There will be times when one needs to rest, to gather oneself together after one has engaged a significant spiritual struggle, but it is easy to take one victory, rest and get lax. In times of rest, one should still remember the struggles to come, and know that even after a victory, one should not rest in one’s laurels. Temptation can happen at any time, but when one is unaware because of a significant victory, a different kind of temptation and attack upon oneself is possible. Always lean on God, knowing that all victories come from his grace, and that our struggle always is a struggle which is helped by God and that it is his power which gives us strength. And God wants us to confirm what he has given us, to put it into use, to make sure the talent he gives us multiplies under our guidance. This is why one must, from time to time, push oneself to move on, to gain greater spiritual integrity and holiness. One must be willing to engage the struggles with God’s grace, for this is what allows us to grow and to become the person God wants us to be:

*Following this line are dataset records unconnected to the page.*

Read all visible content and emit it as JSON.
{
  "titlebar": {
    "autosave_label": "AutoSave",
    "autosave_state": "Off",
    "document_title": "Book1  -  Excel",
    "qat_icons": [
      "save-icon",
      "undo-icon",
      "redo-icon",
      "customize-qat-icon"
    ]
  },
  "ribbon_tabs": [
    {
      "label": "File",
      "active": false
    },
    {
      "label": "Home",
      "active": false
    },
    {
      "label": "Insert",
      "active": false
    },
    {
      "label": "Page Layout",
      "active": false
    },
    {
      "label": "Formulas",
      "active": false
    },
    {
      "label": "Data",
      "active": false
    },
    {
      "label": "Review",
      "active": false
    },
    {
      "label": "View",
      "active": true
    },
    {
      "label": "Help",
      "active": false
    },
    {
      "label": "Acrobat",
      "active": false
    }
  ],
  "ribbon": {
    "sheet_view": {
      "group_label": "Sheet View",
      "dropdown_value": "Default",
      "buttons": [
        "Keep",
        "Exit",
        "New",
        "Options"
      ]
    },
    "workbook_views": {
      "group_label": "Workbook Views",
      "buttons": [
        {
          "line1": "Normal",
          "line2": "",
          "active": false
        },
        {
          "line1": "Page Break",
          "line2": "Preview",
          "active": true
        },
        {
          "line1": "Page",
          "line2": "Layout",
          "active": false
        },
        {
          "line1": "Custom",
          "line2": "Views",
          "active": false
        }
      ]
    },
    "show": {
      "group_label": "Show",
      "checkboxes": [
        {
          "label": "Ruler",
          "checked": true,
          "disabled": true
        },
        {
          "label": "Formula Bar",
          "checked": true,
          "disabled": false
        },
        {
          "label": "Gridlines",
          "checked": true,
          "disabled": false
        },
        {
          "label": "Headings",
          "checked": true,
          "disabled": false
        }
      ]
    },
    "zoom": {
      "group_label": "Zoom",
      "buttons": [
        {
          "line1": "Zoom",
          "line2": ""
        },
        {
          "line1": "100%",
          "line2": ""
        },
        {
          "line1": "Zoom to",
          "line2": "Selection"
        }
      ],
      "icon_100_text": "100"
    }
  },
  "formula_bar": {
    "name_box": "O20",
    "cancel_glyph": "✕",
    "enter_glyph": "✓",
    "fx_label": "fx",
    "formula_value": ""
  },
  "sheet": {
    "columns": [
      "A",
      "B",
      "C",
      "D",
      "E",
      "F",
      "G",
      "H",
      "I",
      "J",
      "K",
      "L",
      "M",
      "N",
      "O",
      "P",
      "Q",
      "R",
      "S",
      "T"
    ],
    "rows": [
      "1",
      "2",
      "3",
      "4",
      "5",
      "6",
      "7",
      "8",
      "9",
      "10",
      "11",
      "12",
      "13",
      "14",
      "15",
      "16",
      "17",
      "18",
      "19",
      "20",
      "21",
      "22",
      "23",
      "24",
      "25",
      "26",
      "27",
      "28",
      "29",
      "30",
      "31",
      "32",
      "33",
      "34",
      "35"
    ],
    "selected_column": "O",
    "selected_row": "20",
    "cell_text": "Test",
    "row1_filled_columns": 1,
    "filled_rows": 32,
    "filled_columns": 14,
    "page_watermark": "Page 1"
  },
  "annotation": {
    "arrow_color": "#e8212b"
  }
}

Our God is full of love and grace for us. He shows us, in his action, what it is we are to be like with others. Despite his omnipotence, he lets others become the people they want to be; he does not force them to be with him, nor does he annihilate them if they deny him. He does not seek to harm anyone, but rather, to lift them up. In his strength, he shows what holiness entails. Since he is capable to do what he does not do, he shows us that we, too, in finding ourselves in positions of authority or power should use that authority to help others, not ourselves. If we do, we show ourselves to be on the path toward God. If we do not have power, if we do not have authority, we can’t abuse it, and if we can’t abuse it, we don’t know if we would or would not; when we are not challenged, we must prepare for the challenge so we can meet it with integrity and prove ourselves on the side of God. Love for our neighbor comes from our love for God, and in our love for God we see and understand how we are to love our neighbor. It is only in such love true holiness flourishes and the strength given to us is able to be used according to its proper purpose.
This passage could easily have been from the hand of Anthony or one of his disciples. We have already seen our text point out the need for authorities to be merciful in their judgments, because God is merciful. Now we are reminded that if we have no authority of our own, we cannot be said to have exercised this virtue; it is only those who have a talent can be tested as to how they use it, and if we don’t have it, we can’t compare ourselves with those who use it properly. This certainly ties in with the kind of monastic compassion often demonstrated in the desert, where a particular monk who boasted about not being tempted by a certain vice is often put to shame because of their heartless pride. But, beyond this, not much more can be said here.
 “On the Character of Men and on the Virtuous Life,” 350 (#139).
 Sayings of the Desert Fathers, 64 (#5, Evagrius).
 St. Bonaventure, “On the Perfection of Life” in Writings on the Spiritual Life. Intr. and Notes by F. Edward Coughlin, O.F.M. (Saint Bonaventure, NY: Franciscan Institute Publications, 2006), 144. St. Bonaventure here is citing Pseudo-Bernard, Tractatus de interiori domo ch6 n76 according to Coughlin.
 Unseen Warfare, 128.